YOUR TASK
All lines holding the string "likes" should be copied from the data below.

****************************************

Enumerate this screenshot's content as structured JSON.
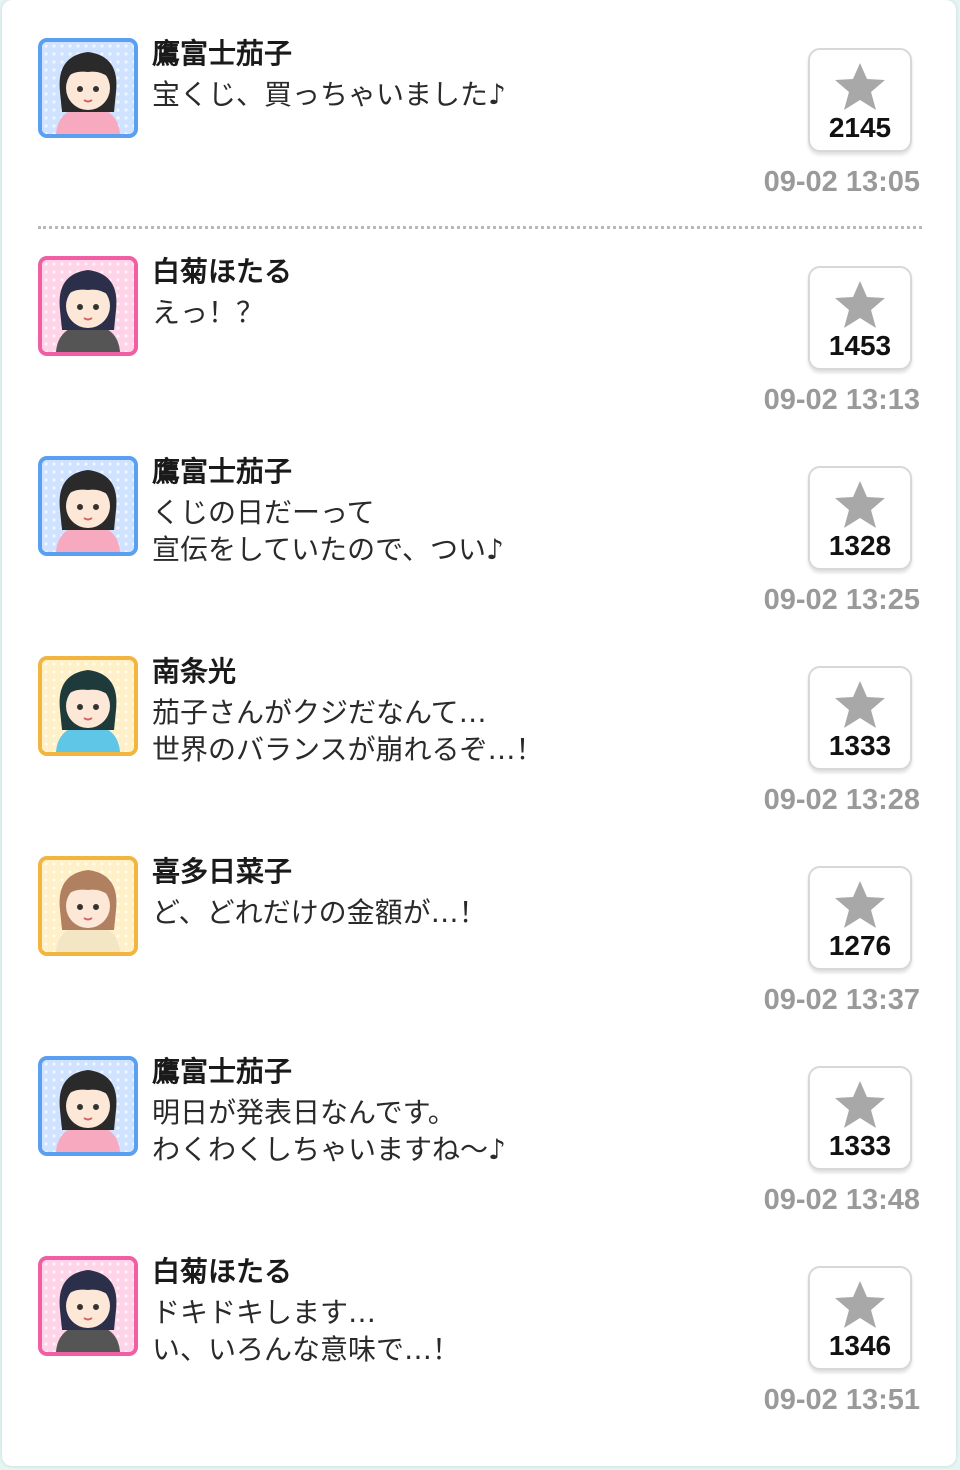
{
  "posts": [
    {
      "name": "鷹富士茄子",
      "lines": [
        "宝くじ、買っちゃいました♪"
      ],
      "likes": "2145",
      "time": "09-02 13:05",
      "avatar_border": "#5b9ff0",
      "avatar_bg": "#cfe2ff",
      "avatar_icon": "diamond-icon",
      "hair": "#2a2a2a",
      "outfit": "#f7a9c0"
    },
    {
      "name": "白菊ほたる",
      "lines": [
        "えっ！？"
      ],
      "likes": "1453",
      "time": "09-02 13:13",
      "avatar_border": "#f05fa4",
      "avatar_bg": "#ffd3e8",
      "avatar_icon": "flower-icon",
      "hair": "#2b2f4a",
      "outfit": "#555555"
    },
    {
      "name": "鷹富士茄子",
      "lines": [
        "くじの日だーって",
        "宣伝をしていたので、つい♪"
      ],
      "likes": "1328",
      "time": "09-02 13:25",
      "avatar_border": "#5b9ff0",
      "avatar_bg": "#cfe2ff",
      "avatar_icon": "diamond-icon",
      "hair": "#2a2a2a",
      "outfit": "#f7a9c0"
    },
    {
      "name": "南条光",
      "lines": [
        "茄子さんがクジだなんて…",
        "世界のバランスが崩れるぞ…！"
      ],
      "likes": "1333",
      "time": "09-02 13:28",
      "avatar_border": "#f2b640",
      "avatar_bg": "#fff0c8",
      "avatar_icon": "sun-icon",
      "hair": "#1f3a3a",
      "outfit": "#5fc6e8"
    },
    {
      "name": "喜多日菜子",
      "lines": [
        "ど、どれだけの金額が…！"
      ],
      "likes": "1276",
      "time": "09-02 13:37",
      "avatar_border": "#f2b640",
      "avatar_bg": "#fff0c8",
      "avatar_icon": "sun-icon",
      "hair": "#b08060",
      "outfit": "#f3e6c4"
    },
    {
      "name": "鷹富士茄子",
      "lines": [
        "明日が発表日なんです。",
        "わくわくしちゃいますね～♪"
      ],
      "likes": "1333",
      "time": "09-02 13:48",
      "avatar_border": "#5b9ff0",
      "avatar_bg": "#cfe2ff",
      "avatar_icon": "diamond-icon",
      "hair": "#2a2a2a",
      "outfit": "#f7a9c0"
    },
    {
      "name": "白菊ほたる",
      "lines": [
        "ドキドキします…",
        "い、いろんな意味で…！"
      ],
      "likes": "1346",
      "time": "09-02 13:51",
      "avatar_border": "#f05fa4",
      "avatar_bg": "#ffd3e8",
      "avatar_icon": "flower-icon",
      "hair": "#2b2f4a",
      "outfit": "#555555"
    }
  ],
  "colors": {
    "star": "#a8a8a8",
    "timestamp": "#9a9a9a",
    "background": "#e6f4f3"
  }
}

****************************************

SOLUTION TO THIS EXERCISE
      "likes": "2145",
      "likes": "1453",
      "likes": "1328",
      "likes": "1333",
      "likes": "1276",
      "likes": "1333",
      "likes": "1346",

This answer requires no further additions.